July 17, 2013
New Dino Is Triceratops’ Massive Cousin
Brett Smith for redOrbit.com - Your Universe Online
Paleontologist say they have discovered the fossil of a massive new relative of Triceratops in Utah. The 2-ton, 15-foot long Nasutoceratops titusi had the familiar bony frill at the base of its skull, an oversized nose and horns that curved out and forward like a steer's, according to a report in Proceedings of the Royal Society B.Paleontologists who were involved in the discovery said they weren't sure what function the dinosaur's large nose served.
"The jumbo-sized schnoz of Nasutoceratops likely had nothing to do with a heightened sense of smell, since olfactory receptors occur further back in the head, adjacent to the brain," Scott Sampson of the University of Utah told the AFP. "The function of this bizarre feature remains uncertain."
Sampson's colleague at the university Mark Loewen, said the animal's horns "were most likely used as visual signals of dominance and, when that wasn't enough, as weapons for combatting rivals."
Its almost complete skull found in Utah's Grand Staircase-Escalante National Monument, Nasutoceratops lived with many other large dinosaurs on an island continent called Laramidia that existed millions of years ago when North America was split by a warm, shallow sea. The other half of North America has been dubbed Appalachia in the 17-year-old theory.
The Utah researchers said many more new species could still be found in their state's national park.
"Grand Staircase-Escalante National Monument is the last great, largely unexplored dinosaur boneyard in the lower 48 states," Sampson said.
Most Laramidian dinosaurs that have been found so far were concentrated in a thin belt of plains located between the shallow sea to the east and a mountainous region to the west. Over the past century, dig sites on the former island have spanned from Alaska to Mexico.

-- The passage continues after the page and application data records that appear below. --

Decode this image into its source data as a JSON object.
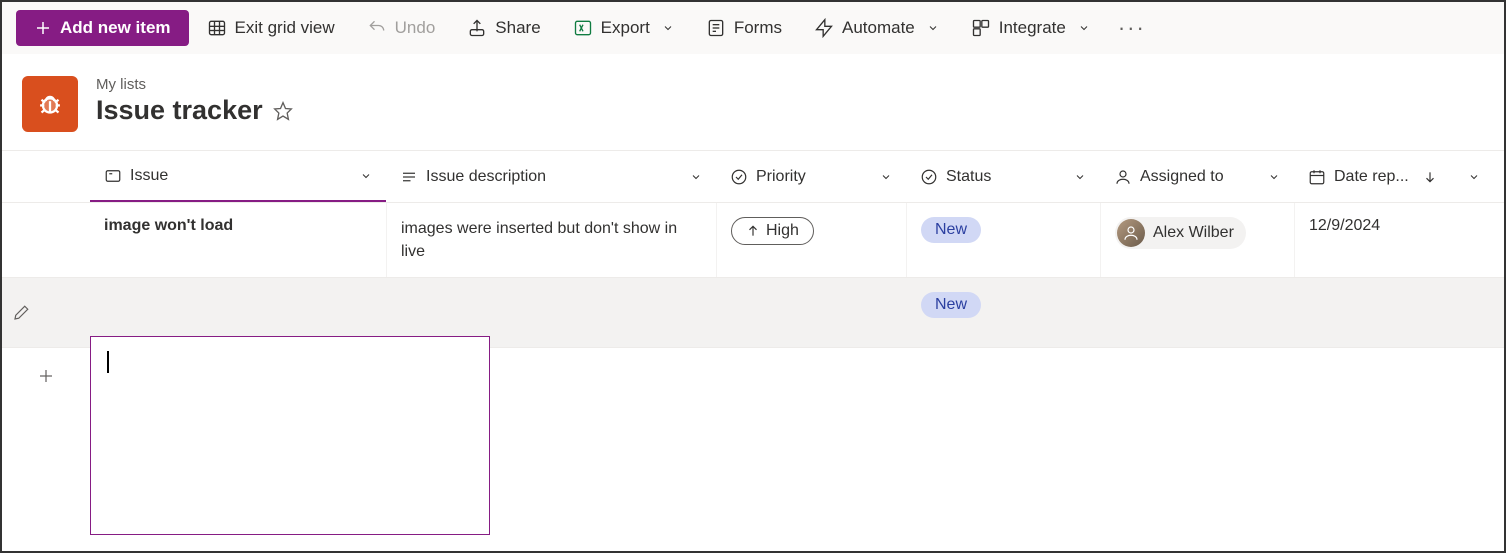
{
  "toolbar": {
    "add_label": "Add new item",
    "exit_grid_label": "Exit grid view",
    "undo_label": "Undo",
    "share_label": "Share",
    "export_label": "Export",
    "forms_label": "Forms",
    "automate_label": "Automate",
    "integrate_label": "Integrate"
  },
  "header": {
    "breadcrumb": "My lists",
    "title": "Issue tracker"
  },
  "columns": {
    "issue": "Issue",
    "description": "Issue description",
    "priority": "Priority",
    "status": "Status",
    "assigned": "Assigned to",
    "date": "Date rep..."
  },
  "rows": [
    {
      "issue": "image won't load",
      "description": "images were inserted but don't show in live",
      "priority": "High",
      "status": "New",
      "assigned": "Alex Wilber",
      "date": "12/9/2024"
    },
    {
      "issue": "",
      "description": "",
      "priority": "",
      "status": "New",
      "assigned": "",
      "date": ""
    }
  ]
}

In the 1960's paleontologists began to find that similar major groups of dinosaurs were spread over this Late Cretaceous continent, but different species within groups occurred in what is present day Alberta and Montana than those in modern New Mexico and Texas. The relative size of the animals combined with the continent's small size has remained something of a mystery.
Nasutoceratops and other ceratopses shared the 'lost continent,' which was about the size of Australia, with tyrannosaurs, hadrosaurs and many others. The number of giant species living on Laramidia would probably have been staggering since Africa is home to only five similarly sized species, such as rhinoceroses and elephants.
"We're still working to figure out how so many different kinds of giant animals managed to co-exist on such a small landmass," noted Loewen.
Over the past decade, workers from the Natural History Museum of Utah, the Denver Museum of Nature & Science and several other institutions have found more than a dozen dinosaurs in Utah's national park. In addition to Nasutoceratops, the researchers have found many other plant-eating dinosaurs, including two other horned dinosaurs, Utahceratops and Kosmoceratops.
Non-dinosaur finds include fossilized plants, insects, amphibians, lizards and mammals. Paleontologists said they are using these fossils to paint a comprehensive picture of life in the ancient North American ecosystem.